Q: I am a mature woman and I've just got divorced for the second time. My children are on their own. Money was an issue during my first marriage, and I didn't realize how big an issue it was in my second marriage until it ended, too. Now I'm looking at how many years I have left until retirement and the cobwebs in my savings account only tell half the story. My debts are pretty high, and budgeting seems like such a chore when all I can do is manage from one paycheque to the next. Can you help me?
A: The way we manage our finances is something many of us learn over time. Habits develop, and while some people are proactive and plan for the unexpected, the vast majority are reactive, living paycheque to paycheque rather than planning ahead.
Unfortunately, if your long-term plan is only as long as one pay cycle, you may be setting yourself up for disaster.
With at least a few years left before retirement, you still have time to make positive changes so that your worst financial fears don't become your reality. Consider what money means to you, and build a plan that keeps you on course.
Start by facing your fears—jot down what your personal financial nightmare would look like.
Over your head in debt? Having your car repossessed? Owing money to family and friends? No savings? Ending up virtually homeless?
Next, jot down why each of these situations would be so devastating for you.
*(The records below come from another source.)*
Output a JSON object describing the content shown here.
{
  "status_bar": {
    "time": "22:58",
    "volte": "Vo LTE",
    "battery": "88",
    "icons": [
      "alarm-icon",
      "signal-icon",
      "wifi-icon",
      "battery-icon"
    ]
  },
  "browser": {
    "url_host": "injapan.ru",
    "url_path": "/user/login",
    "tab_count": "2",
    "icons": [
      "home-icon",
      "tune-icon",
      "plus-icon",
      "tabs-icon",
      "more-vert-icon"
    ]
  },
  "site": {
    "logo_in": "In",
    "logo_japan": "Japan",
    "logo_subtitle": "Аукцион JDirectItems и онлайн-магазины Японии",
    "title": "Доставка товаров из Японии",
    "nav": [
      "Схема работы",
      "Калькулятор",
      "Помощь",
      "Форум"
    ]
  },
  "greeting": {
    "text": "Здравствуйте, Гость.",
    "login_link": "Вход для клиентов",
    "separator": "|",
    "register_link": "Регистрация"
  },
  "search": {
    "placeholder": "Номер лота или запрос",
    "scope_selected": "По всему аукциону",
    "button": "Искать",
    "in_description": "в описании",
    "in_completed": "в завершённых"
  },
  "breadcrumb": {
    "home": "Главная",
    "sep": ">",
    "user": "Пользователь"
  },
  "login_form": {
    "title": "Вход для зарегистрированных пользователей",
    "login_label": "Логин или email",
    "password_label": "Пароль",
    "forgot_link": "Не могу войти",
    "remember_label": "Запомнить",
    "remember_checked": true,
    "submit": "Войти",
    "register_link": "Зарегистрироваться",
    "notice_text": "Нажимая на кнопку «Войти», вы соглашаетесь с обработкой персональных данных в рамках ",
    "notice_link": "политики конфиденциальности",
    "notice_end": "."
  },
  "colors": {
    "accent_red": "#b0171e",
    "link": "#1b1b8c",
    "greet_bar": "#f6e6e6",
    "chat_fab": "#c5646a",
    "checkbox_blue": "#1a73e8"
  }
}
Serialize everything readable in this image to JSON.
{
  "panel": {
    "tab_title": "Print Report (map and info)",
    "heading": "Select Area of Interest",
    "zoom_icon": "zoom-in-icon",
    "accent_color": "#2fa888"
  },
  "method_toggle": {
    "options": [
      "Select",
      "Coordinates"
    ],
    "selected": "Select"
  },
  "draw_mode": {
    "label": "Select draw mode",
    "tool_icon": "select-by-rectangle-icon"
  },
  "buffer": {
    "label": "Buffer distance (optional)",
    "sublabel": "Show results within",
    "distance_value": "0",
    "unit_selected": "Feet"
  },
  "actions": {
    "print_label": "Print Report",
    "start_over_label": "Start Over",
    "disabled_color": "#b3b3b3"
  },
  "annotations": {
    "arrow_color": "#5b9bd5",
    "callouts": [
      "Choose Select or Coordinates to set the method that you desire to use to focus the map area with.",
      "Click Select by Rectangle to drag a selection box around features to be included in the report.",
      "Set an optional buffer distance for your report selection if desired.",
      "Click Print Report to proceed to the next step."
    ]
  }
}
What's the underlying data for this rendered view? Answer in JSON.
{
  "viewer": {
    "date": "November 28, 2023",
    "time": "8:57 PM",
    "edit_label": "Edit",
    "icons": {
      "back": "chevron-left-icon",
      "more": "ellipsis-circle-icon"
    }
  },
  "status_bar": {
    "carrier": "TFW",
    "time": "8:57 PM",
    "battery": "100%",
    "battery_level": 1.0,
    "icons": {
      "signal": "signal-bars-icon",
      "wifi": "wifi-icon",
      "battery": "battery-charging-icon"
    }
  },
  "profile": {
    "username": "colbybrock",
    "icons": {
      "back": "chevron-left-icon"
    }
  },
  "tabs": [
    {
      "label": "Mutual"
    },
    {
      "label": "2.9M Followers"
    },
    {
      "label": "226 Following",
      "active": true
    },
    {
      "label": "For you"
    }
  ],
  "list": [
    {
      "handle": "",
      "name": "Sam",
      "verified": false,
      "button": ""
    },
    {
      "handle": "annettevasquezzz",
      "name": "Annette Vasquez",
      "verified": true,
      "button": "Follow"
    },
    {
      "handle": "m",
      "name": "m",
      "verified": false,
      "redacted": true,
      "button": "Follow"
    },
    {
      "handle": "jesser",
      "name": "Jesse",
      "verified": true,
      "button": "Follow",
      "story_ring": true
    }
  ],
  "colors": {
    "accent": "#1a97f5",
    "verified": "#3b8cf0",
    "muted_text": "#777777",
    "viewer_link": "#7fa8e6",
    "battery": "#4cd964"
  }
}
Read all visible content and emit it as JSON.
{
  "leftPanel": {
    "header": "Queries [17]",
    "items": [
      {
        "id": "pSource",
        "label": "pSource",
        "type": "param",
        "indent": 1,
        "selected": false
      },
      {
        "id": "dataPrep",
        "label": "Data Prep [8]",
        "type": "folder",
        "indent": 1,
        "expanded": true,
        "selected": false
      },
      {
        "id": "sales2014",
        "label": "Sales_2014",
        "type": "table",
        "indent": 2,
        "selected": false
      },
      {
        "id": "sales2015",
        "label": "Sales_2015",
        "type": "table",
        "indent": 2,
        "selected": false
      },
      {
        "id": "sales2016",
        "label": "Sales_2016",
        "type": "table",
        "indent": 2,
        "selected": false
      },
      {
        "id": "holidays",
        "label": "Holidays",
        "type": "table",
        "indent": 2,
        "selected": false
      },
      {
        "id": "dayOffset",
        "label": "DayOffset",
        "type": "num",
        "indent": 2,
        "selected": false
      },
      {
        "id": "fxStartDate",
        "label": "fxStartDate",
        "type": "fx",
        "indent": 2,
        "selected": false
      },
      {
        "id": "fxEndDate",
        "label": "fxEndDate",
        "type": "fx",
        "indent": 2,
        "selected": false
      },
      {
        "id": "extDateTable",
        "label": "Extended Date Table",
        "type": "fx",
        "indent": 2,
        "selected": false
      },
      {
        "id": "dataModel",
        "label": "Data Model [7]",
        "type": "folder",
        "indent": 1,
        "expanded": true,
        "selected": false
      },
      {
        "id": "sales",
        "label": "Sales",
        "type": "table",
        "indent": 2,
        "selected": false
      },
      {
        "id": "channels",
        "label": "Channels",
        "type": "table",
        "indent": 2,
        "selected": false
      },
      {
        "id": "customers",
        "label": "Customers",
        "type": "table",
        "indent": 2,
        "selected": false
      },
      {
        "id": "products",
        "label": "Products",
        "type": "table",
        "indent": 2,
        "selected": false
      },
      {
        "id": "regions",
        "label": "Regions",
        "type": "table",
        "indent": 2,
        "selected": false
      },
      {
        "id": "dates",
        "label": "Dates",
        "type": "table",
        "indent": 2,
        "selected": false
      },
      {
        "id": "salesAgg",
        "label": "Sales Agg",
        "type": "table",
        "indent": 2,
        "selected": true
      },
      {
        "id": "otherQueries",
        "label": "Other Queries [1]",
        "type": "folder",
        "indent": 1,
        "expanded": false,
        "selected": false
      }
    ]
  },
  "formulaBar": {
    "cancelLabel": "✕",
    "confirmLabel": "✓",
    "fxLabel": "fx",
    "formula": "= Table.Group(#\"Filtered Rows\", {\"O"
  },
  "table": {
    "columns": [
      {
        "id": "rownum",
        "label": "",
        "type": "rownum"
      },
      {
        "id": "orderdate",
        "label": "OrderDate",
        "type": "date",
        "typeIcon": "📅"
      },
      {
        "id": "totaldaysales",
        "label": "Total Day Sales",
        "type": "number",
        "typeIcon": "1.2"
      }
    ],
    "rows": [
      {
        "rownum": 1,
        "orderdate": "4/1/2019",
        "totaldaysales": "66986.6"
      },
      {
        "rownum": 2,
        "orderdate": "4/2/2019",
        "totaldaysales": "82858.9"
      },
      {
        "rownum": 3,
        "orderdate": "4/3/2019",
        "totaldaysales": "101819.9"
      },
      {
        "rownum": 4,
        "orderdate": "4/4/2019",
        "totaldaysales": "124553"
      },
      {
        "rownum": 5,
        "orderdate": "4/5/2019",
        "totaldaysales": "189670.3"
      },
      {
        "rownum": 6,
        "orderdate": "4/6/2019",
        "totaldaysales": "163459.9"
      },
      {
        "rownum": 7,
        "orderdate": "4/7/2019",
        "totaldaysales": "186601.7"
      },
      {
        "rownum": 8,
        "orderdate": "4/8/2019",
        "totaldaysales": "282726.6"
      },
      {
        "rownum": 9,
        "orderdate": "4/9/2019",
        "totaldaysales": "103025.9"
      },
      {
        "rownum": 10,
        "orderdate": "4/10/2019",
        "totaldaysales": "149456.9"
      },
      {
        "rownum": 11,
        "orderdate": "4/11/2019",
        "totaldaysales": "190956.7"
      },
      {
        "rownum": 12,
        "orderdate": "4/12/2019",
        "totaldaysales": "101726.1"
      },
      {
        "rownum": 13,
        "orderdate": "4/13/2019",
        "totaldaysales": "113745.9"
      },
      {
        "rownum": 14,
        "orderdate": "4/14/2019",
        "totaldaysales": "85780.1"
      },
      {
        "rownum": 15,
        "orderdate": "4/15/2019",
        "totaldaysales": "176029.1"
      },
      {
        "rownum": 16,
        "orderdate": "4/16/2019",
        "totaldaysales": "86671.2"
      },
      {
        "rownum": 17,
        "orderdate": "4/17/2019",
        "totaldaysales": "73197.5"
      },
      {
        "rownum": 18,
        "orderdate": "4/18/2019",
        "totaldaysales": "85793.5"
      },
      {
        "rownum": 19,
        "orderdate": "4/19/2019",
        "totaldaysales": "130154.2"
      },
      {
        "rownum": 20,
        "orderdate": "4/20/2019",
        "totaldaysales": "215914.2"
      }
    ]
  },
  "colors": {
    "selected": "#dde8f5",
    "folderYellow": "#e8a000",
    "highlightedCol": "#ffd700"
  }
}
Being in debt will jeopardize your financial stability and the freedom to spend as you choose; a vehicle may represent independence; savings provide peace of mind that your essentials are covered and you can travel; owing a home may mean providing for family needs.
Everyone's values are different, and yours may have changed now that you're on your own again.
Finally, any good plan needs action. If budgeting seems like a chore, create a spending plan with your goals in mind and decide how much you can realistically pay down on your debt each month.
Managing your paycheques will keep you on track with your plan, decrease stress and allow you to spend time on what's important to you.
Success requires planning and knowing where you are going.
Choose ahead of time how to spend your money. Then follow through with your plans, and get where you want to be.